And Saul said
To his son Jonathan, or to some of the principal officers of his army:
let us go down after the Philistines by night;
or tonight, that same night; which is another hardship he laid his troops under; as he had restrained them from eating all that day until evening, now he proposed they shall take no sleep that night, but proceed on in their pursuit of the Philistines, having eaten, and drank, and refreshed themselves.
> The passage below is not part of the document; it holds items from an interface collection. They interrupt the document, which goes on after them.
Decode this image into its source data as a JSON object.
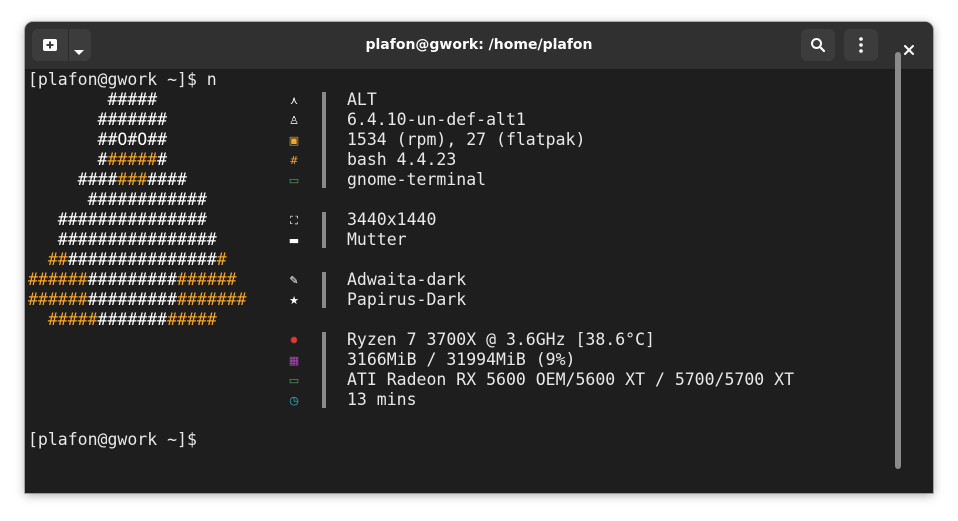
{
  "window": {
    "title": "plafon@gwork: /home/plafon"
  },
  "header": {
    "new_tab_icon": "new-tab-icon",
    "dropdown_icon": "chevron-down-icon",
    "search_icon": "search-icon",
    "menu_icon": "kebab-menu-icon",
    "close_icon": "close-icon"
  },
  "terminal": {
    "prompt_command": "[plafon@gwork ~]$ n",
    "prompt_final": "[plafon@gwork ~]$",
    "art": [
      [
        {
          "t": "        #####",
          "o": false
        }
      ],
      [
        {
          "t": "       #######",
          "o": false
        }
      ],
      [
        {
          "t": "       ##O#O##",
          "o": false
        }
      ],
      [
        {
          "t": "       #",
          "o": false
        },
        {
          "t": "#####",
          "o": true
        },
        {
          "t": "#",
          "o": false
        }
      ],
      [
        {
          "t": "     ####",
          "o": false
        },
        {
          "t": "###",
          "o": true
        },
        {
          "t": "####",
          "o": false
        }
      ],
      [
        {
          "t": "      ############",
          "o": false
        }
      ],
      [
        {
          "t": "   ###############",
          "o": false
        }
      ],
      [
        {
          "t": "   ################",
          "o": false
        }
      ],
      [
        {
          "t": "  ##",
          "o": true
        },
        {
          "t": "###############",
          "o": false
        },
        {
          "t": "#",
          "o": true
        }
      ],
      [
        {
          "t": "######",
          "o": true
        },
        {
          "t": "#########",
          "o": false
        },
        {
          "t": "######",
          "o": true
        }
      ],
      [
        {
          "t": "######",
          "o": true
        },
        {
          "t": "#########",
          "o": false
        },
        {
          "t": "#######",
          "o": true
        }
      ],
      [
        {
          "t": "  #####",
          "o": true
        },
        {
          "t": "#######",
          "o": false
        },
        {
          "t": "#####",
          "o": true
        }
      ]
    ],
    "info_groups": [
      [
        {
          "icon": "os-logo-icon",
          "glyph": "⋏",
          "color": "#ffffff",
          "text": "ALT"
        },
        {
          "icon": "penguin-icon",
          "glyph": "♙",
          "color": "#ffffff",
          "text": "6.4.10-un-def-alt1"
        },
        {
          "icon": "package-icon",
          "glyph": "▣",
          "color": "#f5a623",
          "text": "1534 (rpm), 27 (flatpak)"
        },
        {
          "icon": "hash-icon",
          "glyph": "#",
          "color": "#f5a623",
          "text": "bash 4.4.23"
        },
        {
          "icon": "terminal-icon",
          "glyph": "▭",
          "color": "#4caf50",
          "text": "gnome-terminal"
        }
      ],
      [
        {
          "icon": "resolution-icon",
          "glyph": "⛶",
          "color": "#ffffff",
          "text": "3440x1440"
        },
        {
          "icon": "window-icon",
          "glyph": "▬",
          "color": "#ffffff",
          "text": "Mutter"
        }
      ],
      [
        {
          "icon": "brush-icon",
          "glyph": "✎",
          "color": "#ffffff",
          "text": "Adwaita-dark"
        },
        {
          "icon": "star-icon",
          "glyph": "★",
          "color": "#ffffff",
          "text": "Papirus-Dark"
        }
      ],
      [
        {
          "icon": "cpu-icon",
          "glyph": "✹",
          "color": "#e53935",
          "text": "Ryzen 7 3700X @ 3.6GHz [38.6°C]"
        },
        {
          "icon": "memory-icon",
          "glyph": "▦",
          "color": "#ab47bc",
          "text": "3166MiB / 31994MiB (9%)"
        },
        {
          "icon": "monitor-icon",
          "glyph": "▭",
          "color": "#4caf50",
          "text": "ATI Radeon RX 5600 OEM/5600 XT / 5700/5700 XT"
        },
        {
          "icon": "uptime-icon",
          "glyph": "◷",
          "color": "#26c6da",
          "text": "13 mins"
        }
      ]
    ]
  }
}
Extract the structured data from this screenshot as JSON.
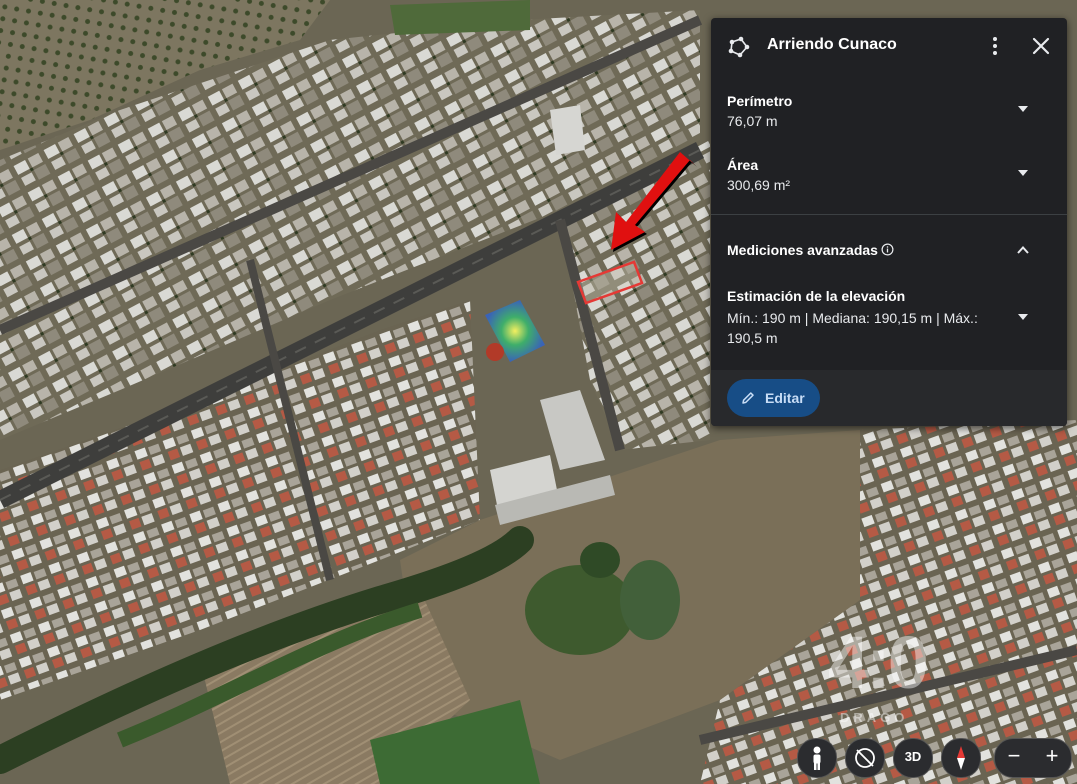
{
  "panel": {
    "title": "Arriendo Cunaco",
    "shape_icon": "polygon-icon",
    "more_icon": "more-vert-icon",
    "close_icon": "close-icon",
    "perimeter_label": "Perímetro",
    "perimeter_value": "76,07 m",
    "area_label": "Área",
    "area_value": "300,69 m²",
    "advanced_label": "Mediciones avanzadas",
    "elevation_label": "Estimación de la elevación",
    "elevation_value": "Mín.: 190 m | Mediana: 190,15 m | Máx.: 190,5 m",
    "edit_label": "Editar",
    "edit_icon": "pencil-icon"
  },
  "map": {
    "type": "satellite-imagery",
    "highlight_color": "#e53935",
    "arrow_color": "#e01010"
  },
  "controls": {
    "pegman_icon": "pegman-icon",
    "tilt_icon": "no-tilt-icon",
    "view_3d_label": "3D",
    "compass_icon": "compass-icon",
    "zoom_out_label": "−",
    "zoom_in_label": "+"
  },
  "watermark": {
    "text": "4:0",
    "sub": "DRAGO"
  }
}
The Arabic version is, "let us go down to the Philistines"; and so Noldius
F5 chooses to render the words; which I pretty much wonder at, and especially at what he observes in favour of it, and against the common rendering; that at this time the Philistines had not turned their backs, so that the Israelites could not be said to go after them, but were in a camp opposite to them; but that they had fled, and were pursued, is most certain from ( 1 Samuel 14:22 1 Samuel 14:23 1 Samuel 14:31 ) ,
and spoil them until the morning light;
or kill of them, as the Targum, and so the Arabic version; for spoiling must be meant of killing; for as for the spoil of their provisions, riches that had already fallen into their hands, ( 1 Samuel 14:30 ) , and this is confirmed by what follows:
and let us not leave a man of them;
great numbers had been slain already, partly by their falling upon one another, and partly by the swords of Jonathan and his armourbearer at the first onset, and by Saul and his men in the pursuit of them; and so intent was Saul in the utter destruction of them, that he was for following and cutting them off, that none of their prodigious army might return home:
and they said, do whatsoever seemeth good unto thee;
they had religiously observed his oath, in refraining from food all the day, and now they were as willing to be obedient to his command in denying themselves refreshing rest in sleep:
then said the priest, let us draw near hither unto God;
Ahiah the priest, Josephus F6 calls him Ahitob, who was present with the ark, agreed to the proposal of Saul, only moved, that before they set forward they would seek the Lord; perhaps reflecting upon the abrupt manner in which Saul departed from Gibeah, just as he was consulting the Lord, and not staying for an answer from him; which the priest might fear would be resented by him, and therefore proposes first to draw nigh to God; not to the altar Saul had built, or had just begun to build, but to the ark, with which the high priest was, and was a symbol of the divine Presence: the Targum is,
``let us draw near hither, and inquire by the word of the Lord.''
F5 Ebr. Concord. Part. p. 15. No. 92.
F6 Antiqu. l. 6. c. 6. sect. 4.